75 and 103%, respectively. Flatus with hydrogen sulfide
concentrations > 1 parts per million could be
detected by the odor judge, and severity of malodor
was highly correlated with hydrogen sulfide concentration.
Odor ratings were accurately predicted by use of
the equation 1.51 × hydrogen sulfide concentration0.28.
Conclusions and Clinical Relevance—The technique
described in this report appears to provide sensitive,
reliable, and relevant data and will enable further
studies of the factors that influence flatulence in
dogs. Use of this technique also has the potential to
aid in investigations of colonic physiology and pathology.
(Am J Vet Res 2001;62:1014–1019).
Objective—To establish a model for inheritance of
gluten-sensitive enteropathy (GSE) in Irish Setters.
Animals—44 dogs of a 6-generation family of Irish
Setters with GSE and 7 healthy Irish Setters.
Procedure—Phenotype of each dog was determined
after oral administration of gluten in the weaning diet,
using morphometric evaluation of jejunal biopsies (all
generations) and measurement of small intestinal
permeability by use of a lactulose-rhamnose permeation
test (generations 1, 2, and 3). Overall probability
for each of 4 genetic models of inheritance (autosomal
recessive, autosomal dominant, sex-linked recessive,
and sex-linked dominant) accounting for segregation
of partial villus atrophy within the entire family
Results—The autosomal recessive model was most
tenable and was 56,250 times more likely to
account for segregation of partial villus atrophy than
the autosomal dominant model, assuming disease
prevalence of 0.8%. Both sex-linked models were
untenable. These conclusions were robust to the
error attached to estimation of disease prevalence.
High intestinal permeability without morphometric
jejunal abnormalities in 4 of 20 dogs in the 3
youngest generations suggested heterogeneity of
lesions associated with GSE.

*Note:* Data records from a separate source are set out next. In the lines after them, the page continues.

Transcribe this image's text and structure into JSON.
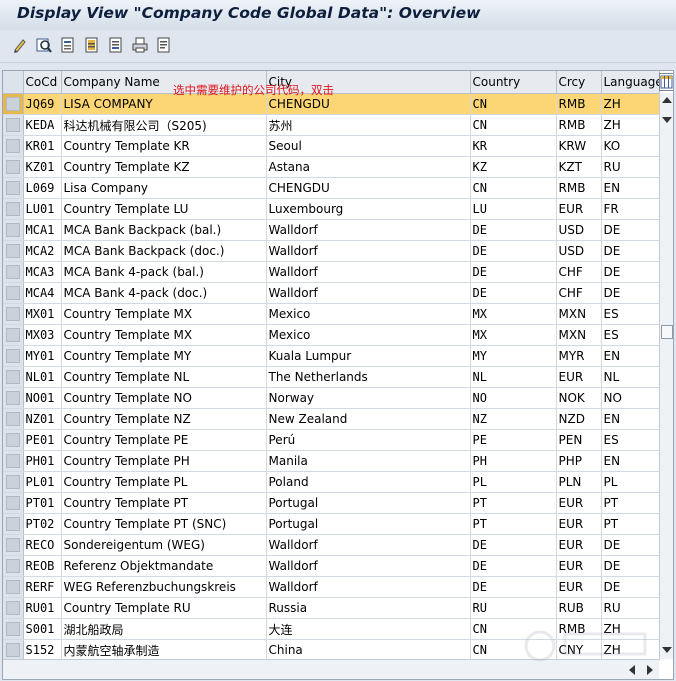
{
  "window": {
    "title": "Display View \"Company Code Global Data\": Overview"
  },
  "toolbar": {
    "buttons": [
      {
        "icon": "display-change-icon"
      },
      {
        "icon": "find-icon"
      },
      {
        "icon": "details-icon"
      },
      {
        "icon": "select-all-icon"
      },
      {
        "icon": "select-block-icon"
      },
      {
        "icon": "print-icon"
      },
      {
        "icon": "list-icon"
      }
    ]
  },
  "annotation": "选中需要维护的公司代码，双击",
  "table": {
    "columns": [
      "CoCd",
      "Company Name",
      "City",
      "Country",
      "Crcy",
      "Language"
    ],
    "selected_row": 0,
    "rows": [
      [
        "JQ69",
        "LISA COMPANY",
        "CHENGDU",
        "CN",
        "RMB",
        "ZH"
      ],
      [
        "KEDA",
        "科达机械有限公司（S205)",
        "苏州",
        "CN",
        "RMB",
        "ZH"
      ],
      [
        "KR01",
        "Country Template KR",
        "Seoul",
        "KR",
        "KRW",
        "KO"
      ],
      [
        "KZ01",
        "Country Template KZ",
        "Astana",
        "KZ",
        "KZT",
        "RU"
      ],
      [
        "L069",
        "Lisa Company",
        "CHENGDU",
        "CN",
        "RMB",
        "EN"
      ],
      [
        "LU01",
        "Country Template LU",
        "Luxembourg",
        "LU",
        "EUR",
        "FR"
      ],
      [
        "MCA1",
        "MCA Bank Backpack (bal.)",
        "Walldorf",
        "DE",
        "USD",
        "DE"
      ],
      [
        "MCA2",
        "MCA Bank Backpack (doc.)",
        "Walldorf",
        "DE",
        "USD",
        "DE"
      ],
      [
        "MCA3",
        "MCA Bank 4-pack (bal.)",
        "Walldorf",
        "DE",
        "CHF",
        "DE"
      ],
      [
        "MCA4",
        "MCA Bank 4-pack (doc.)",
        "Walldorf",
        "DE",
        "CHF",
        "DE"
      ],
      [
        "MX01",
        "Country Template MX",
        "Mexico",
        "MX",
        "MXN",
        "ES"
      ],
      [
        "MX03",
        "Country Template MX",
        "Mexico",
        "MX",
        "MXN",
        "ES"
      ],
      [
        "MY01",
        "Country Template MY",
        "Kuala Lumpur",
        "MY",
        "MYR",
        "EN"
      ],
      [
        "NL01",
        "Country Template NL",
        "The Netherlands",
        "NL",
        "EUR",
        "NL"
      ],
      [
        "NO01",
        "Country Template NO",
        "Norway",
        "NO",
        "NOK",
        "NO"
      ],
      [
        "NZ01",
        "Country Template NZ",
        "New Zealand",
        "NZ",
        "NZD",
        "EN"
      ],
      [
        "PE01",
        "Country Template PE",
        "Perú",
        "PE",
        "PEN",
        "ES"
      ],
      [
        "PH01",
        "Country Template PH",
        "Manila",
        "PH",
        "PHP",
        "EN"
      ],
      [
        "PL01",
        "Country Template PL",
        "Poland",
        "PL",
        "PLN",
        "PL"
      ],
      [
        "PT01",
        "Country Template PT",
        "Portugal",
        "PT",
        "EUR",
        "PT"
      ],
      [
        "PT02",
        "Country Template PT (SNC)",
        "Portugal",
        "PT",
        "EUR",
        "PT"
      ],
      [
        "RECO",
        "Sondereigentum (WEG)",
        "Walldorf",
        "DE",
        "EUR",
        "DE"
      ],
      [
        "REOB",
        "Referenz Objektmandate",
        "Walldorf",
        "DE",
        "EUR",
        "DE"
      ],
      [
        "RERF",
        "WEG Referenzbuchungskreis",
        "Walldorf",
        "DE",
        "EUR",
        "DE"
      ],
      [
        "RU01",
        "Country Template RU",
        "Russia",
        "RU",
        "RUB",
        "RU"
      ],
      [
        "S001",
        "湖北船政局",
        "大连",
        "CN",
        "RMB",
        "ZH"
      ],
      [
        "S152",
        "内蒙航空轴承制造",
        "China",
        "CN",
        "CNY",
        "ZH"
      ]
    ]
  }
}
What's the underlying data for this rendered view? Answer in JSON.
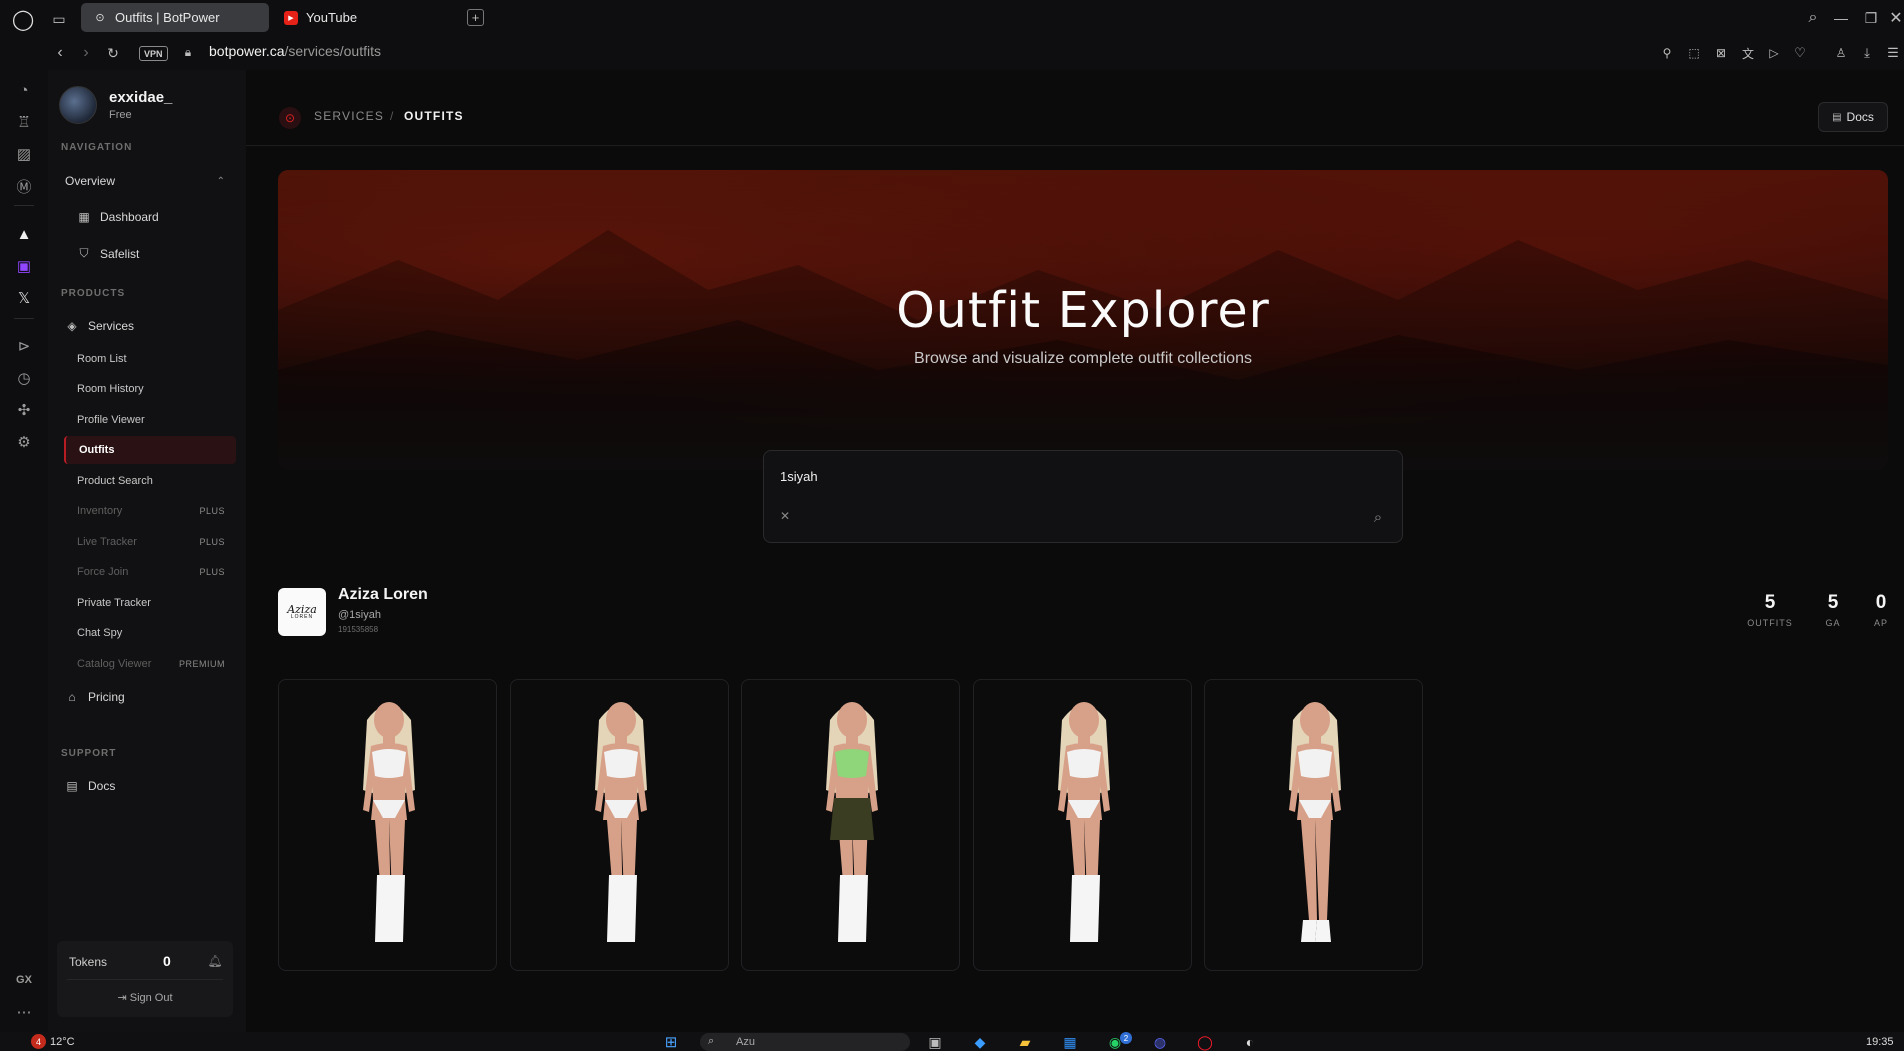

Conclusions—Genetic transmission of GSE is under
the control of a single major autosomal recessive
locus. (Am J Vet Res 2000;61:462–468)
Objective—To determine whether a colony environment predisposes healthy cats to high bacterial counts, including counts of obligate anaerobes, in the duodenum and whether increased numbers of bacteria could be found in the duodenum of cats with signs of chronic gastrointestinal tract disease.
Animals—20 healthy control cats (10 from a colony environment and 10 pet cats) and 19 cats with a history of chronic gastrointestinal tract disease.
Procedure—Undiluted duodenal fluid was quantitatively and qualitatively assessed by bacteriologic culture under aerobic and anaerobic conditions. Serum concentrations of cobalamin and folate were also measured.
Results—Significant differences were not detected in the numbers of bacteria found in the duodenum of cats housed in a colony environment, compared with pet cats fed an identical diet prior to sampling. All healthy cats were, therefore, combined into 1 control group. Compared with healthy cats, cats with clinical signs of gastrointestinal tract disease had significantly lower counts of microaerophilic bacteria, whereas total, anaerobic, and aerobic bacterial counts were not significantly different. None of the cats with disease had total bacterial counts higher than expected from the range established in the control cats. Differences were not detected in regard to serum folate or cobalamin concentrations between diseased and healthy cats.
Conclusions and Clinical Relevance—These findings indicated that healthy colony cats and pet cats have high numbers of bacteria in the duodenum, including high numbers of obligate anaerobes. Our findings also suggest that bacterial overgrowth in the small intestine is not a common clinical syndrome in cats with chronic nonobstructive gastrointestinal tract disease. ( J Am Vet Med Assoc 2001;218:48–51)